Grand Junction, Colorado 81501
Phone: (970) 243-8250 ♦ Fax: (970) 241-1144
Baird B. Brown Clara Brown Shaffer Shauna C. Clemmer Daniel F. Fitzgerald
"Accumulating wealth is one thing. Preserving it is another. Let our family help yours."
With the digital age upon us, many of us are utilizing our computers and the Internet to manage our personal, financial, and business lives. The expanding use of digital accounts such as e-mail, iTunes, Face- book and online banking creates new and unique issues for planning how to deal with these digital assets.
A digital asset is essentially defined as electronic information stored on a computer or computer-related technology.
A critical planning issue for digital assets is gaining access to the online account after the account holder is incapacitated or dies. For instance, do you have digital photographs, books, or music you wish to divide between certain beneficiaries in your will or trust? If so, then you need to ensure you plan for others to access your online accounts to gather these digital assets for distribution to your intended beneficiaries.
Equally important is the fact your digital assets may be stored on personal property, such as a computer. Your agent during your lifetime and your personal representative upon your death will likely need to know how you wish to manage the digital assets during your lifetime or dispose of them upon your death.
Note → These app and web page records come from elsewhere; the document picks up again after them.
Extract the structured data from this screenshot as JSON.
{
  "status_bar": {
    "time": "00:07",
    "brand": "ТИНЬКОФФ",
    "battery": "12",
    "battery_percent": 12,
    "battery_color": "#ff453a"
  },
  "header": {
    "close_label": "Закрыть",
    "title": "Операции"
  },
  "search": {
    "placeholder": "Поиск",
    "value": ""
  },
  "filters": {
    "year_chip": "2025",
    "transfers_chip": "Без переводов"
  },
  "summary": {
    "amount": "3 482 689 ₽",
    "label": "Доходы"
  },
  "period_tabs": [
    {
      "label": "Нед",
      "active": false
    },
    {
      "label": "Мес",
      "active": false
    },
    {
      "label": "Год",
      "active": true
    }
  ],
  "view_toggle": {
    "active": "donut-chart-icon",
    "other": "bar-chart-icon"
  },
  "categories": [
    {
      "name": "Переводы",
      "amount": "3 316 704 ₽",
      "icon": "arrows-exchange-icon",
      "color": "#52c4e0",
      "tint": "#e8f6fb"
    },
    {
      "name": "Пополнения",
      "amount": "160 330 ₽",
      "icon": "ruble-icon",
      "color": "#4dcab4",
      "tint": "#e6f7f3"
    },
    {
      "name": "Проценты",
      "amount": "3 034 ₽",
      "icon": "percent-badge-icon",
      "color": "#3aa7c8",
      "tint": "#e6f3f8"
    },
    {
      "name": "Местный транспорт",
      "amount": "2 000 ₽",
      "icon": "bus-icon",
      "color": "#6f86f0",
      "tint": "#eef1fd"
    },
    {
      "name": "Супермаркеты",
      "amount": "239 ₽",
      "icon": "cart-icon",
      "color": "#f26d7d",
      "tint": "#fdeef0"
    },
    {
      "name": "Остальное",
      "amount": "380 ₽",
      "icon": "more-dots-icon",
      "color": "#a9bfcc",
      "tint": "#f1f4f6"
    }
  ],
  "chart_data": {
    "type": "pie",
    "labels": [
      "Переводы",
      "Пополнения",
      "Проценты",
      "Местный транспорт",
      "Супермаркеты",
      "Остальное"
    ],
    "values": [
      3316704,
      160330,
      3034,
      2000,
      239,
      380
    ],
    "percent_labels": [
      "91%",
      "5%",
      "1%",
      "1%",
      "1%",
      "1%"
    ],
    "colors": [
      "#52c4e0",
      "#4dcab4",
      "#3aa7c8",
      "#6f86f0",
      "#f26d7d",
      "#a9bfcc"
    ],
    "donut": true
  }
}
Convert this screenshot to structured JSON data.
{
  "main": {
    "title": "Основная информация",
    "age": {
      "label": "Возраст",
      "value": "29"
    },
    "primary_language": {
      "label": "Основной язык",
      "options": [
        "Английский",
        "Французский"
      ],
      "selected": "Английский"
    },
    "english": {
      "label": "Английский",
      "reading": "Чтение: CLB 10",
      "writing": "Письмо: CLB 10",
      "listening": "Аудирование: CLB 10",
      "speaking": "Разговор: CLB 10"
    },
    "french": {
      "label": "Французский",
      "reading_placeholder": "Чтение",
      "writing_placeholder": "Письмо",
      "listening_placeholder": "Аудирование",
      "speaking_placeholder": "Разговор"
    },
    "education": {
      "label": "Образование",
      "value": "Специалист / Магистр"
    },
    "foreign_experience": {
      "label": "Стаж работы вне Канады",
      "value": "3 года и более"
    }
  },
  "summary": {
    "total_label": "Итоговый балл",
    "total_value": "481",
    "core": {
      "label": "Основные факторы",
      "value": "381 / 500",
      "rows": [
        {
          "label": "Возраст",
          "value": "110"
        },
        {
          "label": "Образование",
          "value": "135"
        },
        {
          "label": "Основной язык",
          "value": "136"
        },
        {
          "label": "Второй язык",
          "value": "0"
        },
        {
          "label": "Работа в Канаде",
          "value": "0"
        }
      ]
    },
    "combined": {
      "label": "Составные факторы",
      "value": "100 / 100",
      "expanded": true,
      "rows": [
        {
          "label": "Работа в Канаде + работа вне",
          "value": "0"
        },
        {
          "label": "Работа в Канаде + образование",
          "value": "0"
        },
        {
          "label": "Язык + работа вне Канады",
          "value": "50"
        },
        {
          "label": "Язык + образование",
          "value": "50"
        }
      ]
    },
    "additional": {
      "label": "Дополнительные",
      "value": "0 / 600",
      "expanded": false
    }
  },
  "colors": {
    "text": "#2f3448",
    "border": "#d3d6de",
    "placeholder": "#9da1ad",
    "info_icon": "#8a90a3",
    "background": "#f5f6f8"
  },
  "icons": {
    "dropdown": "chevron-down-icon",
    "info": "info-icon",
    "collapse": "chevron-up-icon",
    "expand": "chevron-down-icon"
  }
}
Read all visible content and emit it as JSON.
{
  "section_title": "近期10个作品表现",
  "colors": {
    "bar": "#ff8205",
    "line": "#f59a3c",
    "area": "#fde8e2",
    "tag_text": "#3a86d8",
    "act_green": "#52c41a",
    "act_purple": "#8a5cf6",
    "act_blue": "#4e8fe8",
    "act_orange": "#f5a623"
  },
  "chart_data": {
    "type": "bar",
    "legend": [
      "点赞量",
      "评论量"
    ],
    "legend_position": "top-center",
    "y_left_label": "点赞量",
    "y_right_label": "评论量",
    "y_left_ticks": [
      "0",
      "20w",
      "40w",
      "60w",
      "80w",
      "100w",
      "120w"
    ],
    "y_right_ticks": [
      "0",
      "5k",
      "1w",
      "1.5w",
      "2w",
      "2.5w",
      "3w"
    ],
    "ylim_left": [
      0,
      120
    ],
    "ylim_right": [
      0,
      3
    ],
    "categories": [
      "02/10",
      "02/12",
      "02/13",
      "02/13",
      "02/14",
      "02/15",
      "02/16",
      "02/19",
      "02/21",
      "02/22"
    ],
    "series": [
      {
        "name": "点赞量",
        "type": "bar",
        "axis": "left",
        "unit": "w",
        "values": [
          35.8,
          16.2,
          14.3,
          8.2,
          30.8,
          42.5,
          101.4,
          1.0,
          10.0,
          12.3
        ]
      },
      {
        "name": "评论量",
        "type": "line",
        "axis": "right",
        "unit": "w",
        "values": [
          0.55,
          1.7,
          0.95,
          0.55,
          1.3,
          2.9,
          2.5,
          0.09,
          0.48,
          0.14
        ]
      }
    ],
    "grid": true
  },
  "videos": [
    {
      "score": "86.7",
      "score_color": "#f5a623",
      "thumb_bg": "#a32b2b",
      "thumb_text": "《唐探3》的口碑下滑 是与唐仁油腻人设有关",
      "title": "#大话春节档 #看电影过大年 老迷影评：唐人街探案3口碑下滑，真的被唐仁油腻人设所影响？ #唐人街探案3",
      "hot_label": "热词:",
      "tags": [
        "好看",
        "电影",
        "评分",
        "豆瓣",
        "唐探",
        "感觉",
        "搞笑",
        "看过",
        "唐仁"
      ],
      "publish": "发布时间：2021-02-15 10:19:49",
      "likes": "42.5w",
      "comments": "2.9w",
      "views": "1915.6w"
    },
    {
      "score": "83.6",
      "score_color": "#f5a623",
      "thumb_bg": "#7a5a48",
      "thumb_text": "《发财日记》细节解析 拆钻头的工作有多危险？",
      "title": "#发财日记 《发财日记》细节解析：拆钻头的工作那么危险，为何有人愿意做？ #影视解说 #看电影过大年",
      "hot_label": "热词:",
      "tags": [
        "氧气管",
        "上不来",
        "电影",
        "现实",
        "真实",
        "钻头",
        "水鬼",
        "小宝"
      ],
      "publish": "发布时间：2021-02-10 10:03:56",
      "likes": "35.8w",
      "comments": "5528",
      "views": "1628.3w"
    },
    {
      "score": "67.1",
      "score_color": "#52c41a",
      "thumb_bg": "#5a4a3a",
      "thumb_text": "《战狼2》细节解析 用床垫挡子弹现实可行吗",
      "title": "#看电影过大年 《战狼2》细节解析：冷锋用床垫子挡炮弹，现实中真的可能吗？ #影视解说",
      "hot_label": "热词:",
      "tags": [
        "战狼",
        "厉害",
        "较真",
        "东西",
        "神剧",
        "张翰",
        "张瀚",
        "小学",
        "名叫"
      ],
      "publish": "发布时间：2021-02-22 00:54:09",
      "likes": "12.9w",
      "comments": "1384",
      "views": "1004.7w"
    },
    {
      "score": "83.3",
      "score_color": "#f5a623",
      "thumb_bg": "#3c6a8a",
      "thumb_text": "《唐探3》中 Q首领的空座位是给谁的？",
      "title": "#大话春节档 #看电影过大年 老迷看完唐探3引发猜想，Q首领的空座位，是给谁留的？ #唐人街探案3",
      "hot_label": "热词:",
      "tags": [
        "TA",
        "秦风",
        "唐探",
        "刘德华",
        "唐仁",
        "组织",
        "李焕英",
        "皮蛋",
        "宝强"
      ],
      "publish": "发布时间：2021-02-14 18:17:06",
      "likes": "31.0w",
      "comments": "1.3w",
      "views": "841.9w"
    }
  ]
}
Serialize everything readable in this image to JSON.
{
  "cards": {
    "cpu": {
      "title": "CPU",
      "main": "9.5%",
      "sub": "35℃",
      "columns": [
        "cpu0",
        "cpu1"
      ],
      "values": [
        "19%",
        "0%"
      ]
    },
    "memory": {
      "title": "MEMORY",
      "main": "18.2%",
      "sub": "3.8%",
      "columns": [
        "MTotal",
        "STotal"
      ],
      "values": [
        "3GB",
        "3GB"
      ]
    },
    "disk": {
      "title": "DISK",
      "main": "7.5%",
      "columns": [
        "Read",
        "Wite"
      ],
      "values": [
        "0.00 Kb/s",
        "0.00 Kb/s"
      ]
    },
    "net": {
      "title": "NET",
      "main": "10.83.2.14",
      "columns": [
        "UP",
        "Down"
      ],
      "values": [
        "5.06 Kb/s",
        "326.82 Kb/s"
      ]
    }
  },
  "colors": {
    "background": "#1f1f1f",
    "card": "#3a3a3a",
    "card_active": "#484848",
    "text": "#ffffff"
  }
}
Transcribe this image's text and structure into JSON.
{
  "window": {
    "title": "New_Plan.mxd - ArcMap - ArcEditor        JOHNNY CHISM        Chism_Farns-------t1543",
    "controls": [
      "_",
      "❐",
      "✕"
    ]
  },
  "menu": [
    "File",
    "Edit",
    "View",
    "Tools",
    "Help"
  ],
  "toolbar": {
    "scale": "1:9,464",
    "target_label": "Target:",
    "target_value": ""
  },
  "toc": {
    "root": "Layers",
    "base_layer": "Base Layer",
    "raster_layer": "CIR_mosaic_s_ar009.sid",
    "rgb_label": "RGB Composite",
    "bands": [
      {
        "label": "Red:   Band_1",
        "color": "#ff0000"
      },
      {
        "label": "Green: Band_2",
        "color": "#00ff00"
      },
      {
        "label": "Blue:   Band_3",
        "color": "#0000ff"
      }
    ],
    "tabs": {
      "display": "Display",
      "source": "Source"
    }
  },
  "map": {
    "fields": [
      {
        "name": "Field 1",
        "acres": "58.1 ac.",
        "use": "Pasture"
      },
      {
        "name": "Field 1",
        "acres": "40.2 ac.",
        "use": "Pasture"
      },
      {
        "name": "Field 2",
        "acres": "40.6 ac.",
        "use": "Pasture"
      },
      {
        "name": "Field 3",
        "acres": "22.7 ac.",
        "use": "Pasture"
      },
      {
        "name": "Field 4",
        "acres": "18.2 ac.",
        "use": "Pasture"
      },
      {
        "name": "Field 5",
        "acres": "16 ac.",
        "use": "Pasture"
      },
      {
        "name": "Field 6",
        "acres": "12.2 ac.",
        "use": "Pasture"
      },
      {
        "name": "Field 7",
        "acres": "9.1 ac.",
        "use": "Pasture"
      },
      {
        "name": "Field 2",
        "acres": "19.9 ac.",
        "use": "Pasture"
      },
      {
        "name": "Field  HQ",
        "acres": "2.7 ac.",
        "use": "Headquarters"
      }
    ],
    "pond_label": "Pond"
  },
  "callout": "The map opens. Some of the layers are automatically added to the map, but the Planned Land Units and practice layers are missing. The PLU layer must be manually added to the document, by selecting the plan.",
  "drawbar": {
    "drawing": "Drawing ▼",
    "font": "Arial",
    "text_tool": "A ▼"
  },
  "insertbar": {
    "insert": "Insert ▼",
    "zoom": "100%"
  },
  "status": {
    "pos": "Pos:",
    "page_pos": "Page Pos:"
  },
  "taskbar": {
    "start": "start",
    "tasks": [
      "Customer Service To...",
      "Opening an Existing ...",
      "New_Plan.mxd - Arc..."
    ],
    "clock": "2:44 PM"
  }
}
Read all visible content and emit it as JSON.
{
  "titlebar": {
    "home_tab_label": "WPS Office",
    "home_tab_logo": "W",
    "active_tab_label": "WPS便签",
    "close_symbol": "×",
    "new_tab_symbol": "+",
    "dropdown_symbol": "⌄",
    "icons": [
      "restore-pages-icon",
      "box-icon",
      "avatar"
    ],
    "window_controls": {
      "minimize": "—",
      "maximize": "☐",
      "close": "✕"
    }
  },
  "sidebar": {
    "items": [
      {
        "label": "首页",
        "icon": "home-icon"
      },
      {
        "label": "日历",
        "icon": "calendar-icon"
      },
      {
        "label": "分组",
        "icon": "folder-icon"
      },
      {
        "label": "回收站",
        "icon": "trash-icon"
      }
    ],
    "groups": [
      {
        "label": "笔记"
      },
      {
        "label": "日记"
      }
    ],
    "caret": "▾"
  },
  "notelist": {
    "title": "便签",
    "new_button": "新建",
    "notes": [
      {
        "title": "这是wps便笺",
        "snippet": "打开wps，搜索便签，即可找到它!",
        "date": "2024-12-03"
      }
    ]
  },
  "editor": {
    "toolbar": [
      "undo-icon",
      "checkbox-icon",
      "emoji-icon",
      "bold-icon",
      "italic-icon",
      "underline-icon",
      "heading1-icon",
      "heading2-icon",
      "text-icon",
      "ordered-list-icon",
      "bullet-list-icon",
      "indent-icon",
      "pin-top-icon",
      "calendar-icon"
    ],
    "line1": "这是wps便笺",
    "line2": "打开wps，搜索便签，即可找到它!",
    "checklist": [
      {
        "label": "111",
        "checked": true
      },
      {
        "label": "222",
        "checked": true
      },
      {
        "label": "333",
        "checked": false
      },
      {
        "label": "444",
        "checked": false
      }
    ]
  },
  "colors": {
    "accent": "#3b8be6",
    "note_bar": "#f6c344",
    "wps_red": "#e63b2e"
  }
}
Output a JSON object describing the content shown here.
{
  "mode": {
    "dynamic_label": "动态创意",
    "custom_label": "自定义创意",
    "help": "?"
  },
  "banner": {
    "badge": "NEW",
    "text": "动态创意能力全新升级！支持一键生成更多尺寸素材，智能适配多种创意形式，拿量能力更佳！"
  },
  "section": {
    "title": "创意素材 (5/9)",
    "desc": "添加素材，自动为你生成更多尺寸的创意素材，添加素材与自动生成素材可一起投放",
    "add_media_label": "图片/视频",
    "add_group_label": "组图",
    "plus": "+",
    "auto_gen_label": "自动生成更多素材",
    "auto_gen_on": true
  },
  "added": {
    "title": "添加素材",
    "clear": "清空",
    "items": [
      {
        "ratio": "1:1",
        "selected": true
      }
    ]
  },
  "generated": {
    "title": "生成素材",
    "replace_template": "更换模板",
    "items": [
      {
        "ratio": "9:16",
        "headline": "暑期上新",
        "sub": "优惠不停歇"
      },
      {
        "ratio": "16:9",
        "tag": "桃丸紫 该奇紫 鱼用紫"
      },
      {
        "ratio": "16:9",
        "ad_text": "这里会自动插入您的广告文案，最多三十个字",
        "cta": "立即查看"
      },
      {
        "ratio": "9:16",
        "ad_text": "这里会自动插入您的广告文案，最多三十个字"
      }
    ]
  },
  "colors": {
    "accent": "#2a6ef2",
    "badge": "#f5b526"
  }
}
If the digital asset on the computer, such as your iTunes music or electronic books, are to be given separate and apart from the computer, then you need to ensure your fiduciary distributes the digital asset prior to giving the computer to your intended beneficiary.
Moreover, paperless billing/account statements are becoming the new norm in this digital age. Where do you keep your username and passwords for various accounts? You’re your agent or personal representative or successor trustee know where these are kept by you.
Accordingly, it is important you make sure your selected fiduciaries can obtain access to your accounts after your incapacity or death to be able to find your assets and administer your estate. Without granting the proper access authority to your digital accounts (through a financial power of attorney, will, or trust), your fiduciaries could be subject to criminal offenses for computer hacking pursuant to federal and state statutes.
Oftentimes in our busy digital lives, we neglect to consider how our Internet accounts and digital assets within these accounts will be handled when we die. Do you want your Facebook account to be closed or to be memorialized? Do you have a password storage website, such as Last Pass, Nord Pass or Norton. There are many such password storage websites. Look at their reviews and select one which could work for you and then document the username and password and make it available to your agent, personal representative and/or your trustee when needed.
Do you regularly sell or buy items on Ebay? You can decide how you would like these accounts handled through your estate plan. We can help you in planning for the administration and distribution of your digital assets. In particular, we can plan for how to find your digital assets as well as how to access, protect, and transfer these assets and accounts after death.
As part of our estate planning documents, we can, if requested, provide a comprehensive digital asset inventory ensuring these intangible properties are addressed within your estate plan. Please contact us if we can help you regarding your digital assets.